" `When I joined the Church,' said the young man, `my father asked me to leave, the athletic club where I belonged dropped me, the girl I wanted to marry told me that she could not marry me because I was a Mormon.' He also had no work.

"I asked him why do you not leave the Church so you can go back to your father, to your work and to the others?

"He cried, and said, `I could not do that. I know it is true regardless what happens to me. I cannot leave it.'

"I watched him as he walked away. There was, in him, the strength of the Church, not in the buildings, not in the facilities, but in the hearts of members. The same is true for you. You carry the truth. There is no alternative but to go forward.

"I feel blessed to be here in Geneva which harbored the reformers, gave asylum to those who spoke with a different voice, who spoke with the truth as they found it.

"I believe that the Reformation was inspired by God to lay the foundation for another time when an angel would come to preach the gospel. I salute the men of the Reformation such as Luther. They knew loneliness, but they stood up. Some gave their lives.

"Joseph Smith knew loneliness, even at 14 years of age. He was reviled and persecuted. We can see his loneliness when he said: `Why persecute me for telling the truth.'

"Brothers and sisters," he said in conclusion, "I remind you that when you have embraced the gospel, you need to stand even if it means loneliness for you.

"The world may scowl at you, friends may ridicule you, but your testimony must thrive in your life. Walk boldly, quietly, but with confidence and assurance in your life."

Accompanying President Hinckley on the tour was his wife, Marjorie, who spoke during the member meeting of her happiness and her testimony.

In his remarks in Paris, President Hinckley said the most beautiful thing in all of this great nation is those who have in their hearts a conviction that this work is true. "Each of you has the opportunity and the responsibility of gaining that conviction."

"How?" he asked, and then mentioned three ways: serving in the Church, reading His sacred word and simply living the gospel.
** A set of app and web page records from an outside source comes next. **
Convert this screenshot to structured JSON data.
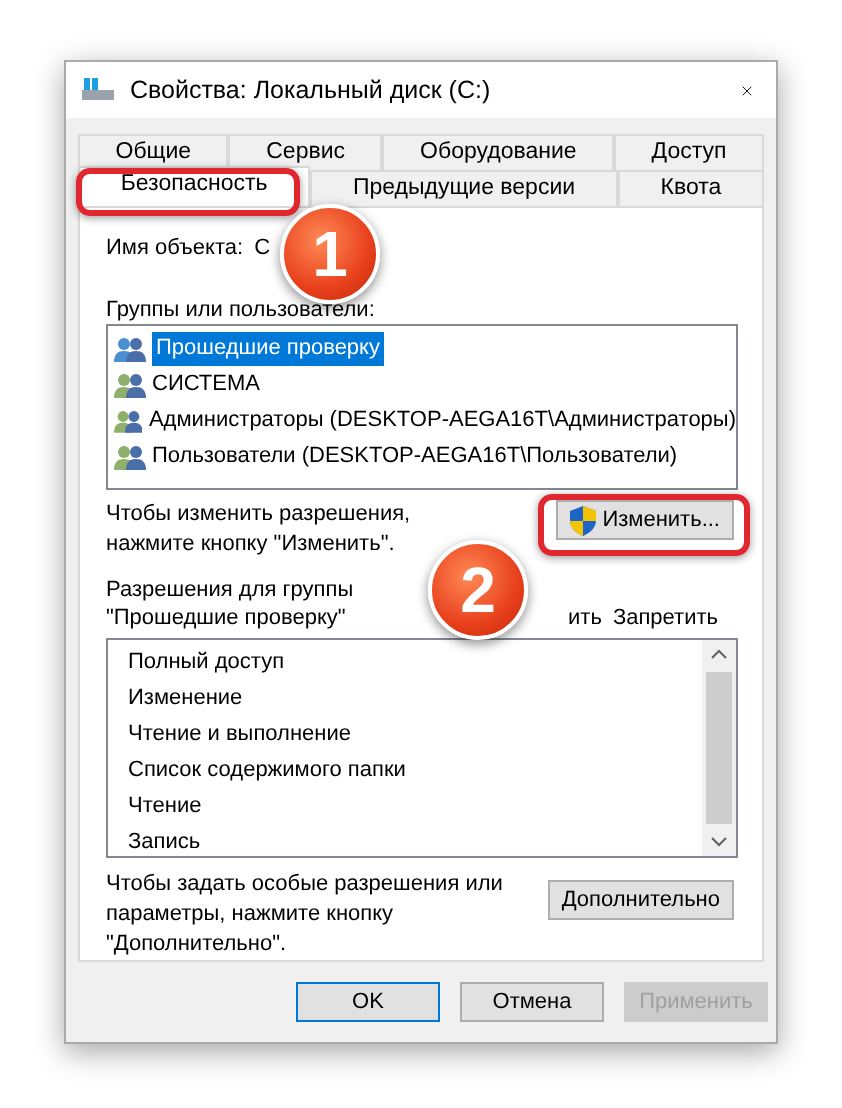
{
  "window": {
    "title": "Свойства: Локальный диск (C:)"
  },
  "tab_rows": [
    {
      "tabs": [
        {
          "label": "Общие",
          "selected": false
        },
        {
          "label": "Сервис",
          "selected": false
        },
        {
          "label": "Оборудование",
          "selected": false
        },
        {
          "label": "Доступ",
          "selected": false
        }
      ]
    },
    {
      "tabs": [
        {
          "label": "Безопасность",
          "selected": true
        },
        {
          "label": "Предыдущие версии",
          "selected": false
        },
        {
          "label": "Квота",
          "selected": false
        }
      ]
    }
  ],
  "object_name": {
    "label": "Имя объекта:",
    "value": "С"
  },
  "groups": {
    "label": "Группы или пользователи:",
    "items": [
      {
        "name": "Прошедшие проверку",
        "selected": true
      },
      {
        "name": "СИСТЕМА",
        "selected": false
      },
      {
        "name": "Администраторы (DESKTOP-AEGA16T\\Администраторы)",
        "selected": false
      },
      {
        "name": "Пользователи (DESKTOP-AEGA16T\\Пользователи)",
        "selected": false
      }
    ]
  },
  "change_hint": "Чтобы изменить разрешения, нажмите кнопку \"Изменить\".",
  "change_button": "Изменить...",
  "permissions": {
    "label": "Разрешения для группы \"Прошедшие проверку\"",
    "columns": [
      "ить",
      "Запретить"
    ],
    "items": [
      "Полный доступ",
      "Изменение",
      "Чтение и выполнение",
      "Список содержимого папки",
      "Чтение",
      "Запись"
    ]
  },
  "advanced_hint": "Чтобы задать особые разрешения или параметры, нажмите кнопку \"Дополнительно\".",
  "advanced_button": "Дополнительно",
  "buttons": [
    {
      "label": "OK",
      "kind": "default",
      "disabled": false
    },
    {
      "label": "Отмена",
      "kind": "normal",
      "disabled": false
    },
    {
      "label": "Применить",
      "kind": "normal",
      "disabled": true
    }
  ],
  "callouts": [
    {
      "number": "1"
    },
    {
      "number": "2"
    }
  ]
}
Continuing, he said: "I am grateful for the marvelous blessings of the Lord, and that I can stand before you this night my beloved brethren and sisters, and lift my voice in testimony of the truth of this work. . . . When all is said and done, the most important thing I can do, I believe, is to speak out without equivocation and say that I know that God, our Eternal Father, lives. He is the great Almighty."
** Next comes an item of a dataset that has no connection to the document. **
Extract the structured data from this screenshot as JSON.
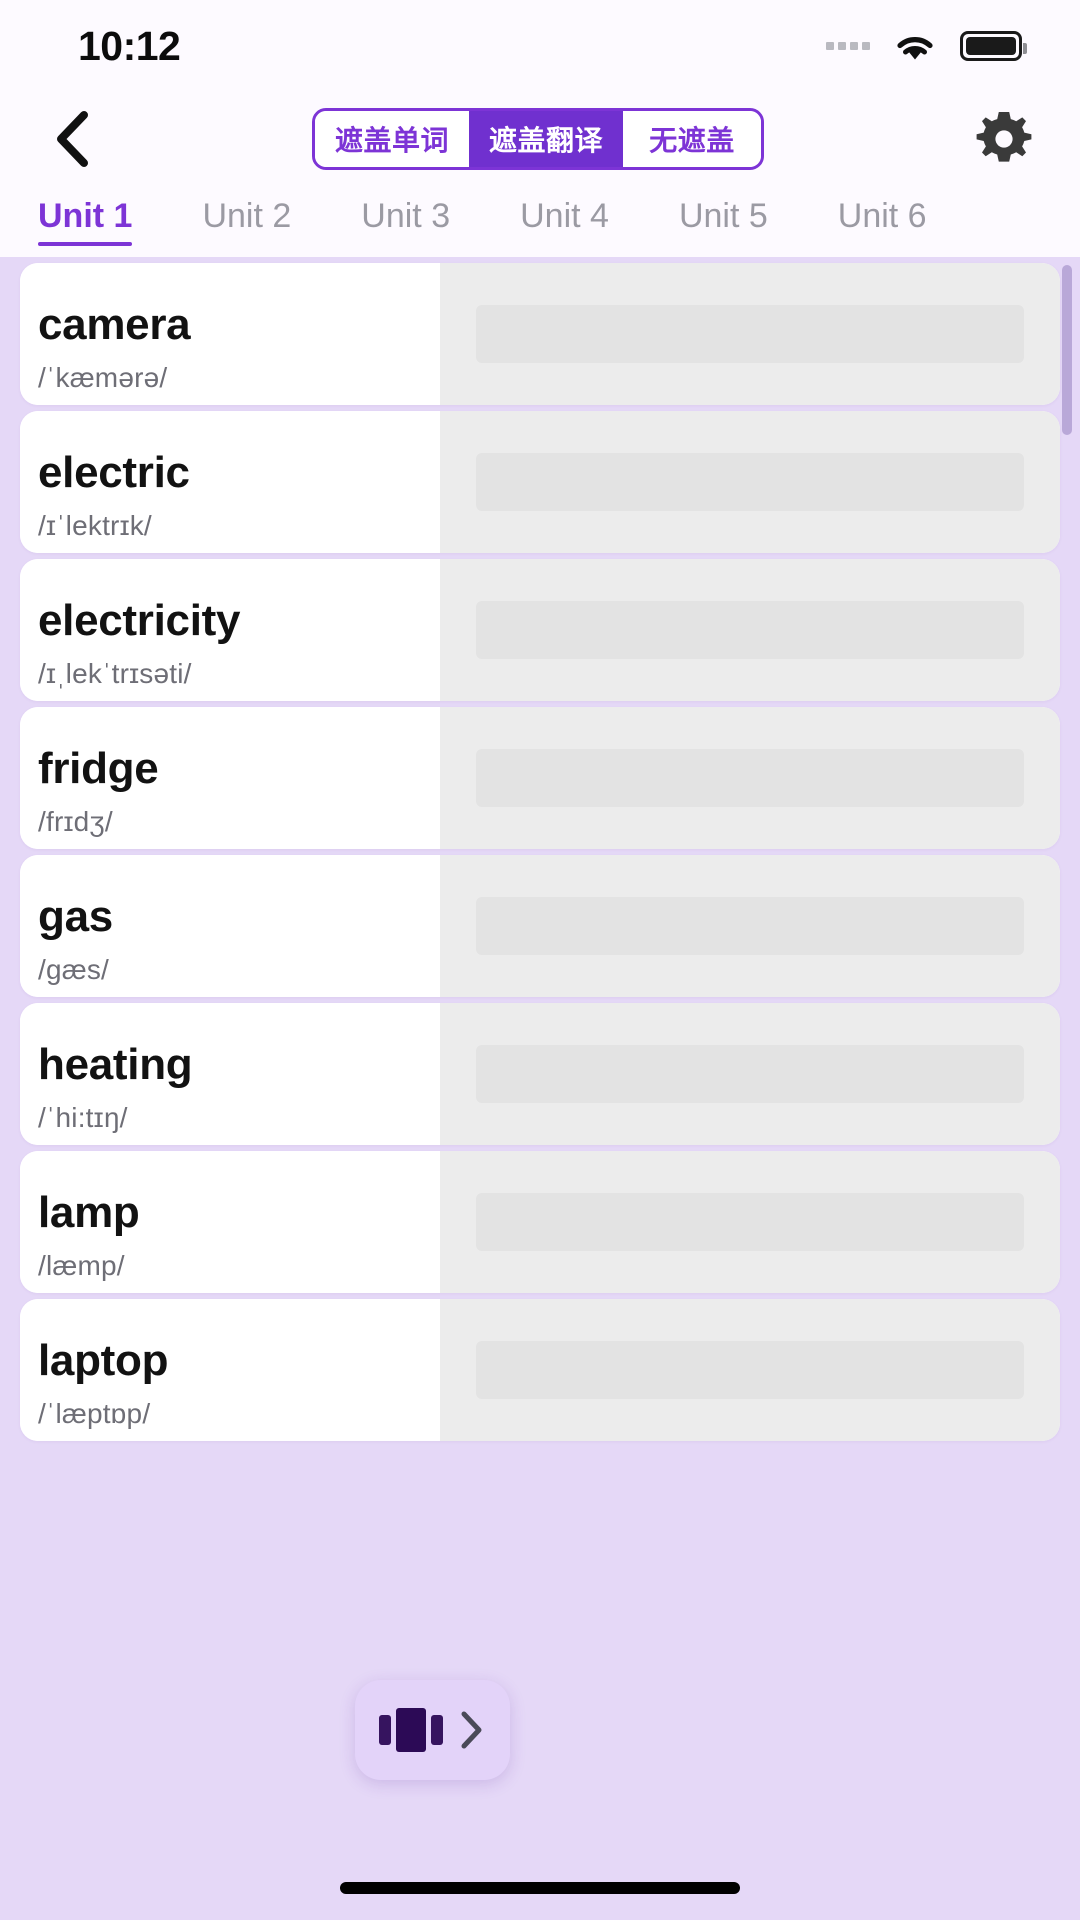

In bearing testimony of Jesus Christ, President Hinckley spoke of those outside the Church who say Latter-day Saints "do not believe in the traditional Christ. No, I don't. The traditional Christ of whom they speak is not the Christ of whom I speak. For the Christ of whom I speak has been revealed in this the Dispensation of the Fulness of Times. He, together with His Father, appeared to the boy Joseph Smith in the year 1820, and when Joseph left the grove that day, he knew more of the nature of God than all the learned ministers of the gospel of the ages.

"Am I Christian? Of course I am. I believe in Christ. I talk of Christ. I pray through Christ. I'm trying to follow Him and live His gospel in my life."
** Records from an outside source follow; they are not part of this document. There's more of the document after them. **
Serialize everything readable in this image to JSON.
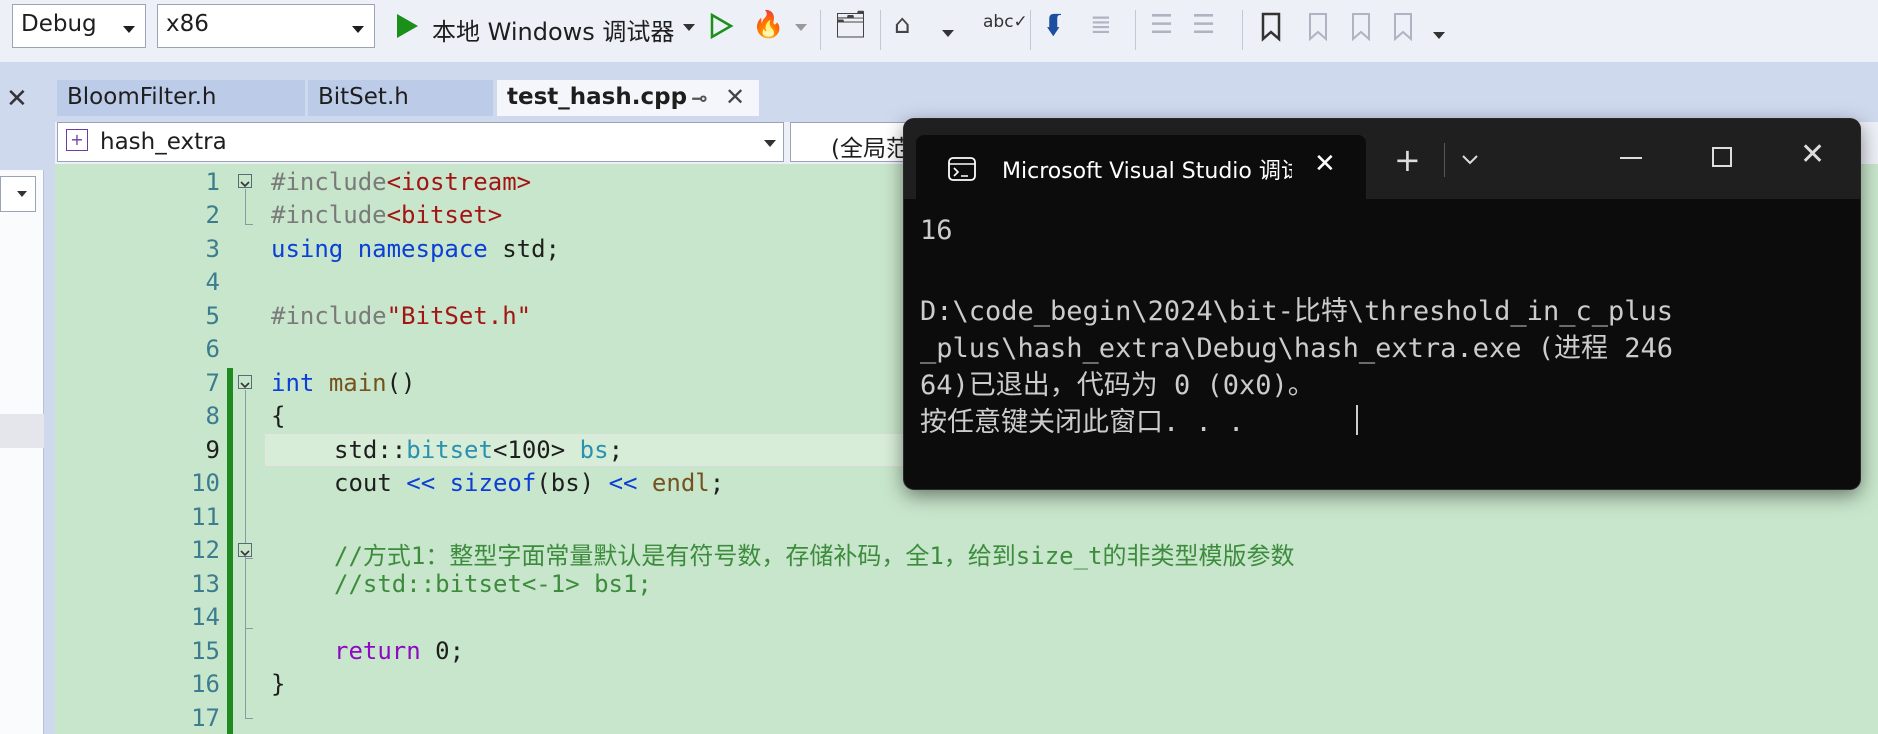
{
  "toolbar": {
    "config_value": "Debug",
    "platform_value": "x86",
    "debug_target": "本地 Windows 调试器"
  },
  "tabs": [
    {
      "label": "BloomFilter.h"
    },
    {
      "label": "BitSet.h"
    },
    {
      "label": "test_hash.cpp"
    }
  ],
  "nav": {
    "project": "hash_extra",
    "scope": "(全局范"
  },
  "editor": {
    "line_numbers": [
      "1",
      "2",
      "3",
      "4",
      "5",
      "6",
      "7",
      "8",
      "9",
      "10",
      "11",
      "12",
      "13",
      "14",
      "15",
      "16",
      "17"
    ],
    "current_line": "9"
  },
  "code": {
    "l1_directive": "#include",
    "l1_header": "<iostream>",
    "l2_directive": "#include",
    "l2_header": "<bitset>",
    "l3_using": "using",
    "l3_namespace": "namespace",
    "l3_rest": " std;",
    "l5_directive": "#include",
    "l5_header": "\"BitSet.h\"",
    "l7_int": "int",
    "l7_main": "main",
    "l7_paren": "()",
    "l8": "{",
    "l9_std": "std::",
    "l9_bitset": "bitset",
    "l9_tpl": "<100> ",
    "l9_bs": "bs",
    "l9_end": ";",
    "l10_cout": "cout ",
    "l10_op1": "<<",
    "l10_sp": " ",
    "l10_sizeof": "sizeof",
    "l10_arg": "(bs) ",
    "l10_op2": "<<",
    "l10_sp2": " ",
    "l10_endl": "endl",
    "l10_end": ";",
    "l12_comment": "//方式1：整型字面常量默认是有符号数，存储补码，全1，给到size_t的非类型模版参数",
    "l13_comment": "//std::bitset<-1> bs1;",
    "l15_return": "return",
    "l15_rest": " 0;",
    "l16": "}"
  },
  "console": {
    "title": "Microsoft Visual Studio 调试控制台",
    "lines": [
      "16",
      "",
      "D:\\code_begin\\2024\\bit-比特\\threshold_in_c_plus",
      "_plus\\hash_extra\\Debug\\hash_extra.exe (进程 246",
      "64)已退出，代码为 0 (0x0)。",
      "按任意键关闭此窗口. . ."
    ]
  },
  "colors": {
    "editor_bg": "#c8e6cb",
    "console_bg": "#0c0c0c",
    "keyword": "#0b3fd6",
    "comment": "#3d8c3d"
  }
}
Following President Hinckley's visit to Paris, Elder Alain A. Petion, an Area Authority Seventy, described the sense of unity and love that prevailed following the member meeting.

"Looking over the congregation from the stand as everyone was waving farewell to President and Sister Hinckley," he said, "there was a moment when all the waving hands swayed from side to side in harmony, as if everyone were in one accord.

"Sister Hinckley mentioned in her talk how being in the meeting seemed to lift her off the ground," he continued. "After the meeting, members came up to me and said that the experience was so edifying, it seemed that they, too, were lifted off the ground."